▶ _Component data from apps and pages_

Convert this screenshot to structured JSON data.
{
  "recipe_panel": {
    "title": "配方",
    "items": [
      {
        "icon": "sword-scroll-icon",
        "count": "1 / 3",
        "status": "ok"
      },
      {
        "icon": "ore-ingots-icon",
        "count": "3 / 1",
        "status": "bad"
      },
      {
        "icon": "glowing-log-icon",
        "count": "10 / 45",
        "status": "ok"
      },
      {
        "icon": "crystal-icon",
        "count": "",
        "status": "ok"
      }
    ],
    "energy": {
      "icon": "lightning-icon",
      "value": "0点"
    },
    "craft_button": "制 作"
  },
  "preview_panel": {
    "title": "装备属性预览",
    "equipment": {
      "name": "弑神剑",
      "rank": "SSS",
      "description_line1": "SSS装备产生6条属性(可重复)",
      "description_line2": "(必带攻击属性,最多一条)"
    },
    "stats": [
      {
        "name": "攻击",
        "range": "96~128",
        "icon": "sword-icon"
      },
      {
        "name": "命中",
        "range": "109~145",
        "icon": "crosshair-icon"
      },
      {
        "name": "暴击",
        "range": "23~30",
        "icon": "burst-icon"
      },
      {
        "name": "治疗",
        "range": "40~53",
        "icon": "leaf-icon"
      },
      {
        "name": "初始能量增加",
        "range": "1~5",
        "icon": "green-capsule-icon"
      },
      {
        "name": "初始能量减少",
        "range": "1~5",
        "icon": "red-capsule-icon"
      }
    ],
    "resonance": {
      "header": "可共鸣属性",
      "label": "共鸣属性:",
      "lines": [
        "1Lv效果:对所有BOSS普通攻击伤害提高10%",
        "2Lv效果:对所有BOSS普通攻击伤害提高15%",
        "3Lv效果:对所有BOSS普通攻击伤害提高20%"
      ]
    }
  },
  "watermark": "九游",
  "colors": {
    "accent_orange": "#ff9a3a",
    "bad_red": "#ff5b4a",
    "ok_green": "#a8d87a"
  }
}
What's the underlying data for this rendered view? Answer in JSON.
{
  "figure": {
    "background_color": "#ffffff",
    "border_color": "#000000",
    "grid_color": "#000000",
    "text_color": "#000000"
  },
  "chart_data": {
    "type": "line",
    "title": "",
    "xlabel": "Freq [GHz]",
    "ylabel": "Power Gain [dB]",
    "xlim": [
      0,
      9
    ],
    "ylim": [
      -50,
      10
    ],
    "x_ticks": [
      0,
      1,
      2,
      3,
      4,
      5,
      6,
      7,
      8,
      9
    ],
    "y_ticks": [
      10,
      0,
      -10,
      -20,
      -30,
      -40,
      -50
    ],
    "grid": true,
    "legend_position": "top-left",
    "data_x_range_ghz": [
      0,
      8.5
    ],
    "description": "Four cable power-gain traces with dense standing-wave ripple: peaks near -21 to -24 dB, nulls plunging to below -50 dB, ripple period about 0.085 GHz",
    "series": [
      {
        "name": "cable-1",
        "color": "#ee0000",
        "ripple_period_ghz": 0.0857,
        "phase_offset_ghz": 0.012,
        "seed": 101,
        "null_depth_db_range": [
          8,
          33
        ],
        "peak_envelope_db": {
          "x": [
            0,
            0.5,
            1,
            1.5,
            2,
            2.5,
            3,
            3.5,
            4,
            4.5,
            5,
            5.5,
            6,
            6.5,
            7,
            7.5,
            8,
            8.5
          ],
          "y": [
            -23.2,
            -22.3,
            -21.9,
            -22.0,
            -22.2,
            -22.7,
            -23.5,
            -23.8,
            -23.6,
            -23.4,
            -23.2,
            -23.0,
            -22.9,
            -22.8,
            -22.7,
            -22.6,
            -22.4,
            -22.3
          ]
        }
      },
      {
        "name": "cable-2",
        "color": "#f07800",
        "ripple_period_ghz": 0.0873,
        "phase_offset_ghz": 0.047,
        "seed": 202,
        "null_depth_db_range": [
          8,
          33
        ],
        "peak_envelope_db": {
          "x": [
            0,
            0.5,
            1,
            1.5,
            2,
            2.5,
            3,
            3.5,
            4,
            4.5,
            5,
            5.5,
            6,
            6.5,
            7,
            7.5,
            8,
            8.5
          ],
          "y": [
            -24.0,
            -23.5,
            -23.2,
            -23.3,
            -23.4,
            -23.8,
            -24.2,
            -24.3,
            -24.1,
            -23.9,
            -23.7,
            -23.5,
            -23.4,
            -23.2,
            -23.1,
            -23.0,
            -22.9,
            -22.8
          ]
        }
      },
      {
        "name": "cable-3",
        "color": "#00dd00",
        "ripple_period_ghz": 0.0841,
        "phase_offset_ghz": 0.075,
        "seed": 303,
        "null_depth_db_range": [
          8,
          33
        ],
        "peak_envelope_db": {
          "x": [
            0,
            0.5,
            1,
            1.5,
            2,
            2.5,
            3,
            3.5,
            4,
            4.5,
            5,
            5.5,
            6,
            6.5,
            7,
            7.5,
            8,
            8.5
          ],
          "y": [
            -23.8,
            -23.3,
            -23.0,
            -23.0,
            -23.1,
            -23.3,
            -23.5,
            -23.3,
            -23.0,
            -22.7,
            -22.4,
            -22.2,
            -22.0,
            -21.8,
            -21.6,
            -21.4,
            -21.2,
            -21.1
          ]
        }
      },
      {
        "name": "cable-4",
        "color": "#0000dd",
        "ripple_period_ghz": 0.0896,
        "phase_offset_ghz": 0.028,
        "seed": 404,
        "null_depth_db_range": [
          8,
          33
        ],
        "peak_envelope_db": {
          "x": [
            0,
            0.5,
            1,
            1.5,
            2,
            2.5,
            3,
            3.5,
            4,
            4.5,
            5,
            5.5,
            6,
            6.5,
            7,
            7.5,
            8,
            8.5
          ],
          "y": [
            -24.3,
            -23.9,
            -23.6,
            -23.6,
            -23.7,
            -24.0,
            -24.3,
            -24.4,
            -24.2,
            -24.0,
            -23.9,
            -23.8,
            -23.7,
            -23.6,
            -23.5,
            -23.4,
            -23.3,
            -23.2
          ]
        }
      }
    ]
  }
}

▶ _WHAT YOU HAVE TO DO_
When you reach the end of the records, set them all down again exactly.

▶ _EXERCISE RESPONSE_
Convert this screenshot to structured JSON data.
{
  "recipe_panel": {
    "title": "配方",
    "items": [
      {
        "icon": "sword-scroll-icon",
        "count": "1 / 3",
        "status": "ok"
      },
      {
        "icon": "ore-ingots-icon",
        "count": "3 / 1",
        "status": "bad"
      },
      {
        "icon": "glowing-log-icon",
        "count": "10 / 45",
        "status": "ok"
      },
      {
        "icon": "crystal-icon",
        "count": "",
        "status": "ok"
      }
    ],
    "energy": {
      "icon": "lightning-icon",
      "value": "0点"
    },
    "craft_button": "制 作"
  },
  "preview_panel": {
    "title": "装备属性预览",
    "equipment": {
      "name": "弑神剑",
      "rank": "SSS",
      "description_line1": "SSS装备产生6条属性(可重复)",
      "description_line2": "(必带攻击属性,最多一条)"
    },
    "stats": [
      {
        "name": "攻击",
        "range": "96~128",
        "icon": "sword-icon"
      },
      {
        "name": "命中",
        "range": "109~145",
        "icon": "crosshair-icon"
      },
      {
        "name": "暴击",
        "range": "23~30",
        "icon": "burst-icon"
      },
      {
        "name": "治疗",
        "range": "40~53",
        "icon": "leaf-icon"
      },
      {
        "name": "初始能量增加",
        "range": "1~5",
        "icon": "green-capsule-icon"
      },
      {
        "name": "初始能量减少",
        "range": "1~5",
        "icon": "red-capsule-icon"
      }
    ],
    "resonance": {
      "header": "可共鸣属性",
      "label": "共鸣属性:",
      "lines": [
        "1Lv效果:对所有BOSS普通攻击伤害提高10%",
        "2Lv效果:对所有BOSS普通攻击伤害提高15%",
        "3Lv效果:对所有BOSS普通攻击伤害提高20%"
      ]
    }
  },
  "watermark": "九游",
  "colors": {
    "accent_orange": "#ff9a3a",
    "bad_red": "#ff5b4a",
    "ok_green": "#a8d87a"
  }
}
What's the underlying data for this rendered view? Answer in JSON.
{
  "figure": {
    "background_color": "#ffffff",
    "border_color": "#000000",
    "grid_color": "#000000",
    "text_color": "#000000"
  },
  "chart_data": {
    "type": "line",
    "title": "",
    "xlabel": "Freq [GHz]",
    "ylabel": "Power Gain [dB]",
    "xlim": [
      0,
      9
    ],
    "ylim": [
      -50,
      10
    ],
    "x_ticks": [
      0,
      1,
      2,
      3,
      4,
      5,
      6,
      7,
      8,
      9
    ],
    "y_ticks": [
      10,
      0,
      -10,
      -20,
      -30,
      -40,
      -50
    ],
    "grid": true,
    "legend_position": "top-left",
    "data_x_range_ghz": [
      0,
      8.5
    ],
    "description": "Four cable power-gain traces with dense standing-wave ripple: peaks near -21 to -24 dB, nulls plunging to below -50 dB, ripple period about 0.085 GHz",
    "series": [
      {
        "name": "cable-1",
        "color": "#ee0000",
        "ripple_period_ghz": 0.0857,
        "phase_offset_ghz": 0.012,
        "seed": 101,
        "null_depth_db_range": [
          8,
          33
        ],
        "peak_envelope_db": {
          "x": [
            0,
            0.5,
            1,
            1.5,
            2,
            2.5,
            3,
            3.5,
            4,
            4.5,
            5,
            5.5,
            6,
            6.5,
            7,
            7.5,
            8,
            8.5
          ],
          "y": [
            -23.2,
            -22.3,
            -21.9,
            -22.0,
            -22.2,
            -22.7,
            -23.5,
            -23.8,
            -23.6,
            -23.4,
            -23.2,
            -23.0,
            -22.9,
            -22.8,
            -22.7,
            -22.6,
            -22.4,
            -22.3
          ]
        }
      },
      {
        "name": "cable-2",
        "color": "#f07800",
        "ripple_period_ghz": 0.0873,
        "phase_offset_ghz": 0.047,
        "seed": 202,
        "null_depth_db_range": [
          8,
          33
        ],
        "peak_envelope_db": {
          "x": [
            0,
            0.5,
            1,
            1.5,
            2,
            2.5,
            3,
            3.5,
            4,
            4.5,
            5,
            5.5,
            6,
            6.5,
            7,
            7.5,
            8,
            8.5
          ],
          "y": [
            -24.0,
            -23.5,
            -23.2,
            -23.3,
            -23.4,
            -23.8,
            -24.2,
            -24.3,
            -24.1,
            -23.9,
            -23.7,
            -23.5,
            -23.4,
            -23.2,
            -23.1,
            -23.0,
            -22.9,
            -22.8
          ]
        }
      },
      {
        "name": "cable-3",
        "color": "#00dd00",
        "ripple_period_ghz": 0.0841,
        "phase_offset_ghz": 0.075,
        "seed": 303,
        "null_depth_db_range": [
          8,
          33
        ],
        "peak_envelope_db": {
          "x": [
            0,
            0.5,
            1,
            1.5,
            2,
            2.5,
            3,
            3.5,
            4,
            4.5,
            5,
            5.5,
            6,
            6.5,
            7,
            7.5,
            8,
            8.5
          ],
          "y": [
            -23.8,
            -23.3,
            -23.0,
            -23.0,
            -23.1,
            -23.3,
            -23.5,
            -23.3,
            -23.0,
            -22.7,
            -22.4,
            -22.2,
            -22.0,
            -21.8,
            -21.6,
            -21.4,
            -21.2,
            -21.1
          ]
        }
      },
      {
        "name": "cable-4",
        "color": "#0000dd",
        "ripple_period_ghz": 0.0896,
        "phase_offset_ghz": 0.028,
        "seed": 404,
        "null_depth_db_range": [
          8,
          33
        ],
        "peak_envelope_db": {
          "x": [
            0,
            0.5,
            1,
            1.5,
            2,
            2.5,
            3,
            3.5,
            4,
            4.5,
            5,
            5.5,
            6,
            6.5,
            7,
            7.5,
            8,
            8.5
          ],
          "y": [
            -24.3,
            -23.9,
            -23.6,
            -23.6,
            -23.7,
            -24.0,
            -24.3,
            -24.4,
            -24.2,
            -24.0,
            -23.9,
            -23.8,
            -23.7,
            -23.6,
            -23.5,
            -23.4,
            -23.3,
            -23.2
          ]
        }
      }
    ]
  }
}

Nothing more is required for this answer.